For the past 30 years, environmentalists have used the term “sustainability” to describe finding that perfect balance between developments that meet the needs of the present without compromising the ability of future generations to enjoy our planet. But sustainability is also a call to action, a task or “journey” that implies responsible and proactive decision making and innovation.
Sustainability has a role in healthcare as well. Though not a term commonly associated with the industry on either the macro or micro level, the fact remains that the ecologists’ notion of “sustainable development” is a concept that the healthcare industry would be wise to embrace.
On the macro level, “healthcare sustainability” is only achieved if the system works as it should and that means that the revenue that providers and payers receive needs to be commensurate with the care delivered. Only then will appropriate and adequate dollars be flowing through the system and thus assure sustainability from the business perspective. Without such dollars the system will crumble under its own weight, and the loser will be not just the system itself but the people it is meant to serve.

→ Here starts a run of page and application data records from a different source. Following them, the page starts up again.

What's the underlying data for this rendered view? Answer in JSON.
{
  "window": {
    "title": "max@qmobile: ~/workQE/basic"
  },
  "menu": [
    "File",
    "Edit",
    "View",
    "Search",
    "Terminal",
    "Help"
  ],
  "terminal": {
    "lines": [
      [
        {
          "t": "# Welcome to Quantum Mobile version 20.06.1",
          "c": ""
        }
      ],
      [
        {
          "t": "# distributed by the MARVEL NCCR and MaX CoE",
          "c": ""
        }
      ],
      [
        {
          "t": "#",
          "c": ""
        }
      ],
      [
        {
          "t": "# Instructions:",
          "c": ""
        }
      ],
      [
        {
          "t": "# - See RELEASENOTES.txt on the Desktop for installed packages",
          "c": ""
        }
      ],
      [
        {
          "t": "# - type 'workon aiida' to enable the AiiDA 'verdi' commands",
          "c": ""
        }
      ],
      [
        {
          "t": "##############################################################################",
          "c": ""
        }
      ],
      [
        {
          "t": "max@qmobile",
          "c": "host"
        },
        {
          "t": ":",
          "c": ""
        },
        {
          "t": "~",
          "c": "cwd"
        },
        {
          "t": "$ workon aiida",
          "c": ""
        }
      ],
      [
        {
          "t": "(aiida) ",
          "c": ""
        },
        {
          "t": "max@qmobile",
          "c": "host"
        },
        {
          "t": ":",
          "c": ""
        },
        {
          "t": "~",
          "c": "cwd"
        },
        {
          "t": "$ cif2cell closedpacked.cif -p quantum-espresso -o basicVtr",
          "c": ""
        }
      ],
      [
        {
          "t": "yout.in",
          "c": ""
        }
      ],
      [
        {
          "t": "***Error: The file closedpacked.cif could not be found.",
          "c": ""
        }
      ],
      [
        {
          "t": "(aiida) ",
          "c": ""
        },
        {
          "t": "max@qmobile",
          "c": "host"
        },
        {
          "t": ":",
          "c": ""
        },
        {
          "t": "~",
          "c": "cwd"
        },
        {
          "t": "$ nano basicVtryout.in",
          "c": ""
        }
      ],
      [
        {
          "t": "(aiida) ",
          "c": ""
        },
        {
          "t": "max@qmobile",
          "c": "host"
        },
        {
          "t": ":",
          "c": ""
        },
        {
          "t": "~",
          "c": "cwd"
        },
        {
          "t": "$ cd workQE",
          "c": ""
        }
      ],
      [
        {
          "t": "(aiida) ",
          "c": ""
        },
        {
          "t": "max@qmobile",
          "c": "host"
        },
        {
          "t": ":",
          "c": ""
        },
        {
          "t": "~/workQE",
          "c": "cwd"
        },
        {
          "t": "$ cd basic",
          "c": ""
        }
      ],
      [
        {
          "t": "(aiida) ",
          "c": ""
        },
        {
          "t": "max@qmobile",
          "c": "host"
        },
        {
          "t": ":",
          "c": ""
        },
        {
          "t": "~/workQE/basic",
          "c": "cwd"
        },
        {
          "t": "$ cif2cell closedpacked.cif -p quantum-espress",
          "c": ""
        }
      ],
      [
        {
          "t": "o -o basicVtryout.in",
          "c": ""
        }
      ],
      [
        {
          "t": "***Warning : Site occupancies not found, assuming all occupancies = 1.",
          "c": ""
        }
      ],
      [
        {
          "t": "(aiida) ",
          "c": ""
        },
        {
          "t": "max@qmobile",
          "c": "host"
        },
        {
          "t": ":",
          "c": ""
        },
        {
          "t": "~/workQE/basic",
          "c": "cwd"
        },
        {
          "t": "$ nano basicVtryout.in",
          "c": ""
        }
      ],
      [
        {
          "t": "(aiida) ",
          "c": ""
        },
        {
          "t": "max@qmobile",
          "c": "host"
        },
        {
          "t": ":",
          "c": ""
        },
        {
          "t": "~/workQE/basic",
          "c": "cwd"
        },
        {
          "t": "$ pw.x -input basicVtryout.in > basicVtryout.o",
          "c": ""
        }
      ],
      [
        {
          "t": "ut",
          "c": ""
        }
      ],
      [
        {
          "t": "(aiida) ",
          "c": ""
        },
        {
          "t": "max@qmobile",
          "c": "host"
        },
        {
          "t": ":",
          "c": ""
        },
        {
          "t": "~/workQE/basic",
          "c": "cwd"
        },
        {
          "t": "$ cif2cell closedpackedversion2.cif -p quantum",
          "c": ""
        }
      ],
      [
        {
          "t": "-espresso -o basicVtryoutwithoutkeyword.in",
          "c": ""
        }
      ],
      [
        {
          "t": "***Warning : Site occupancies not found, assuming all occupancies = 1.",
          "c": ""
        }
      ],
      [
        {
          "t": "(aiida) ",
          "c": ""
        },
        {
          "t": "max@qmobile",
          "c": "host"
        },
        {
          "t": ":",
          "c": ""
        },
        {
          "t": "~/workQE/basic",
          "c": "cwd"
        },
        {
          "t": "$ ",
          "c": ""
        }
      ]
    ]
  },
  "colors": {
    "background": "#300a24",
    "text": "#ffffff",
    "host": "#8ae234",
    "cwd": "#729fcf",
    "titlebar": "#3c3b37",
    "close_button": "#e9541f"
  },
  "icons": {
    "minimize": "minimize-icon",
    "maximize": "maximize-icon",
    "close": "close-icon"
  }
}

The challenge therefore becomes how to make sure that sustainability from the business perspective is occurring. The answer is found in data. Providers and health plans need to know the health status of their patients/members so they can determine what conditions should be treated and where there are gaps in care … and then be properly reimbursed for the services they provide. Through the use of advanced data-pursuit algorithms to target and obtain missing data, programs exist today that not only give health plans and providers the ability to correct inaccuracies or gaps in care reported, but also provide early warning indicators that lead to better quality management.
Sustainability on the micro level – as it applies to the individual – means sustaining the health and well-being of Americans so the system can properly use its precious resources to care for those in greatest need. This is particularly true with the Medicare population and “dual eligibles” as Medicare represents approximately 20 percent – or $572 billion – of all national healthcare spending. Each year about one in five seniors is being admitted to a hospital at a collective cost of more than $100 billion. Not only are Medicare beneficiaries with multiple chronic conditions the heaviest utilizers, but the 14 percent of all seniors who have six or more chronic conditions account for 55 percent of total Medicare spending on hospitalizations.
For this population the answer can best be found in care coordination as repeated studies from Avalere Health and others have shown that an integrated care model results in fewer hospital stays and readmissions – and that saves the system money. Again, data is the key for everything from early detection to care management, but organizations need to have the systems, training and discipline in place to maximize the benefits that data can bring.
Just as ecologists have established “pillars of sustainability” as they look to build a more eco-friendly society, so, too, the healthcare system needs to establish its own pillars of sustainability. Let us start with four:
- The importance of the accurate collection and sharing of data among all of the participants in the healthcare process.
- The careful tracking of the health status of a defined population, with a particular focus on wellness initiatives, gaps in care, and ongoing monitoring of chronic conditions.
- The significance of care coordination as it pertains to, in particular, the senior population whose many needs if unattended can overly consume the healthcare system of resources it needs to serve entire communities.
- The acknowledgement that the flow of adequate dollars is essential to the sustainability of the system and that is dependent, most of all, on rich data that is accurate, current and complete.
The word sustainability is derived from “sustain,” which means to “maintain, support or endure.” To maintain, support and endure the healthcare system so it can serve the needs of all is the greatest thing that we in the industry can do.
Tom Peterson is president and CEO of Clear Vision Information Systems, one of the healthcare industry’s leading companies in helping Medicare Advantage health plans and the physicians who work with them improve their own profitability as well as the health and quality of life of their patients. www.cvinfosys.com.